╭─ Material supplied

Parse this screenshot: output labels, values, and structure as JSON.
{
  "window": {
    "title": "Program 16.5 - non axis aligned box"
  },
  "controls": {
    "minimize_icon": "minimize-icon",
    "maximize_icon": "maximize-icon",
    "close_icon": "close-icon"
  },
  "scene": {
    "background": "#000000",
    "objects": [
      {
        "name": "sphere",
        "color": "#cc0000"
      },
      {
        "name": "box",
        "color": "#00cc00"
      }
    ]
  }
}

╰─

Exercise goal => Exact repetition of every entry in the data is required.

Exercise solution =>
Parse this screenshot: output labels, values, and structure as JSON.
{
  "window": {
    "title": "Program 16.5 - non axis aligned box"
  },
  "controls": {
    "minimize_icon": "minimize-icon",
    "maximize_icon": "maximize-icon",
    "close_icon": "close-icon"
  },
  "scene": {
    "background": "#000000",
    "objects": [
      {
        "name": "sphere",
        "color": "#cc0000"
      },
      {
        "name": "box",
        "color": "#00cc00"
      }
    ]
  }
}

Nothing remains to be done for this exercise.